(Note that, while by default LLCs are classified for federal tax purposes as either partnerships or disregarded entities, it is possible to elect to have your LLC classified as a corporation. In that case, the LLC would be subject to federal corporate income tax; however, this change in classification would not affect the LLC's Tennessee tax obligations.)
There are various types of partnerships, such as general partnerships, limited partnerships (LPs), and limited liability partnerships (LLPs), among others. In Tennessee, income from general partnerships is distributed to the individual partners and at that point, because the state has no personal income tax, no tax is due. However, other types of Tennessee partnerships, such as LPs and LLPs, must pay both the excise tax and the franchise tax.

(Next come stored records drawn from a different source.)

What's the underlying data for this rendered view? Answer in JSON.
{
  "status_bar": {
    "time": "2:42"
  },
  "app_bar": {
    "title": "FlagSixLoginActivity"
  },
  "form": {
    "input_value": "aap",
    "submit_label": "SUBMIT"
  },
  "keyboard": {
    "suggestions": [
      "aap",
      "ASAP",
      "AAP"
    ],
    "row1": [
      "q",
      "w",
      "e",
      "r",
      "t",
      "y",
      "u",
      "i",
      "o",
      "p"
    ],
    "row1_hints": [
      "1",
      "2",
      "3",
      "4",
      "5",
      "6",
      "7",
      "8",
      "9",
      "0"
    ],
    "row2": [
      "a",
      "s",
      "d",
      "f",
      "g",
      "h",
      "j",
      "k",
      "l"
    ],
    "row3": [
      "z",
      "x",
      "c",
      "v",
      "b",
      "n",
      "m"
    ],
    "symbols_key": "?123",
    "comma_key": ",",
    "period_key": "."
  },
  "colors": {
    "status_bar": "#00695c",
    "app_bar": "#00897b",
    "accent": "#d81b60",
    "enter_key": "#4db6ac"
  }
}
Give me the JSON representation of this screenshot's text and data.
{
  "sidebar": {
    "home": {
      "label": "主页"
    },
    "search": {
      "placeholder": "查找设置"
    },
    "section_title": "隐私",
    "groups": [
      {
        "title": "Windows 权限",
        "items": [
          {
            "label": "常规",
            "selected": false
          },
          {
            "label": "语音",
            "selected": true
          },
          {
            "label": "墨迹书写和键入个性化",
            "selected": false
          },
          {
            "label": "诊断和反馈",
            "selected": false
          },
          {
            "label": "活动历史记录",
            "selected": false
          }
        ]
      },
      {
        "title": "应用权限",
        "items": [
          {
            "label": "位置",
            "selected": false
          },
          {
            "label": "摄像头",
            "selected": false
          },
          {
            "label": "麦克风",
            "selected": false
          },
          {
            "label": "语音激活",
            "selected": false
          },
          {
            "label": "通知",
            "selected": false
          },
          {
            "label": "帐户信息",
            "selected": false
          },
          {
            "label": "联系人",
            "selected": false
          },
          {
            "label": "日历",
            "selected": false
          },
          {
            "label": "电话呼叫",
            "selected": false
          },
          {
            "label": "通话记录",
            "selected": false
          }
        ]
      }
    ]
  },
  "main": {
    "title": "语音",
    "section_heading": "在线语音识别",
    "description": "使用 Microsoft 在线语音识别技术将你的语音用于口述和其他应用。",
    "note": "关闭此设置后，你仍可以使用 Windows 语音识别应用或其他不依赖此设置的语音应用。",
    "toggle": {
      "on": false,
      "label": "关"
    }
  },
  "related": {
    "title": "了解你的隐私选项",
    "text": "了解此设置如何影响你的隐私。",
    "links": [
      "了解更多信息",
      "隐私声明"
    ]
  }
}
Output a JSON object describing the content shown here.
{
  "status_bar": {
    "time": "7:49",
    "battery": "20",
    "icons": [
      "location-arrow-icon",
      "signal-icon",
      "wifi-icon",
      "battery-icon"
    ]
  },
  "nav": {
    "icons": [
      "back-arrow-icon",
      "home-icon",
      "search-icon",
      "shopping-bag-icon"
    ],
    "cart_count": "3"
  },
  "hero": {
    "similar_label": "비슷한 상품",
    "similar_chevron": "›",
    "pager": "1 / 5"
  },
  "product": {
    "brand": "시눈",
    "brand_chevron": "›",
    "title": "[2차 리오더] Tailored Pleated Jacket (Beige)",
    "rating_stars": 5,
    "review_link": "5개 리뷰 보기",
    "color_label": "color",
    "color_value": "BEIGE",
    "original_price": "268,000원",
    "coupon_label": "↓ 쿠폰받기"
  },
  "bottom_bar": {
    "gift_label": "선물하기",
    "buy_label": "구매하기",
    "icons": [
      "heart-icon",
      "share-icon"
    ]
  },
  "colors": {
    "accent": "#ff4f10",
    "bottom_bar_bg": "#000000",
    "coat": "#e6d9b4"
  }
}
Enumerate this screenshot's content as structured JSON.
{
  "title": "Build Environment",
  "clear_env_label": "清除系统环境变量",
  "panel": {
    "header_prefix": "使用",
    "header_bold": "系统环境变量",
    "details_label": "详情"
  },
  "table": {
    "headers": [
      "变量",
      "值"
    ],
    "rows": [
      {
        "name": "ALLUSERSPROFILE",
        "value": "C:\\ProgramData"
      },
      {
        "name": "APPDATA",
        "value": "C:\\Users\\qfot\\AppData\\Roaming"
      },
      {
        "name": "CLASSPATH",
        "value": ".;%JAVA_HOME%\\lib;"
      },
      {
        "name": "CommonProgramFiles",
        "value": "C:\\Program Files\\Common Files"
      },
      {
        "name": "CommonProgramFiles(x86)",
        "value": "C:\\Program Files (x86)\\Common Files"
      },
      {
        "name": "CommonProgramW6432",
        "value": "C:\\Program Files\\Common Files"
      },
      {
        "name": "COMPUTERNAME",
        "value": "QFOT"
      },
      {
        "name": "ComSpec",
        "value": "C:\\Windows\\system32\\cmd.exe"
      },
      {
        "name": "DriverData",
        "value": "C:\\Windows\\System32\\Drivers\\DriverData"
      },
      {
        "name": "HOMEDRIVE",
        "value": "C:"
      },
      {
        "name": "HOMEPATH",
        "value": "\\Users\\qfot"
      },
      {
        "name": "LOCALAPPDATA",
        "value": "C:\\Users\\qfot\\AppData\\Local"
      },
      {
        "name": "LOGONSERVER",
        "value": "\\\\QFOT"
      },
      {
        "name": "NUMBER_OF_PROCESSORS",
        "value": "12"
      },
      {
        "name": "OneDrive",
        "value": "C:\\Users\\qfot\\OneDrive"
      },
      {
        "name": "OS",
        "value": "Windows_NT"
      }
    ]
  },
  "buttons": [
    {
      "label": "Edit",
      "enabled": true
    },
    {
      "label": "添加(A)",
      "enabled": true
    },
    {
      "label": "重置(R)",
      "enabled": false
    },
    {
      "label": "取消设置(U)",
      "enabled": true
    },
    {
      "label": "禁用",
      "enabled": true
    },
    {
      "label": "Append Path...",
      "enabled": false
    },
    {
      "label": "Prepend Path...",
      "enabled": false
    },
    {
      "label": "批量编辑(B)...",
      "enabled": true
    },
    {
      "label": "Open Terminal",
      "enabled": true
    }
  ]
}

Income from your business will be distributed to you as the sole proprietor, and you will pay federal tax on that income. However, because Tennessee has no personal income tax, you will not owe tax to the state on your business's income. Sole proprietors are not subject to the Tennessee franchise and excise taxes.
Our primary focus here is on businesses operating solely in Tennessee. However, if you're doing business in several states, you should be aware that your business might be considered to have nexus with those states and, therefore, might be obligated to pay taxes in those states. Also, if your business was formed or is located in another state but generates income in Tennessee, it might be subject to Tennessee taxes. The rules for taxation of multistate businesses, including what constitutes nexus with a state for the purpose of various taxes, are complicated; if you run such a business, consult with a tax professional.
For further guidance on Tennessee's excise tax and franchise tax, check the Tennessee Department of Revenue. For information on business-related taxes in other states, check Nolo's 50-State Guide to Business Income Tax. And, if you're looking for detailed guidance on federal income tax issues, check Tax Savvy for Small Business by Frederick Daily (Nolo).
Updated February 9, 2022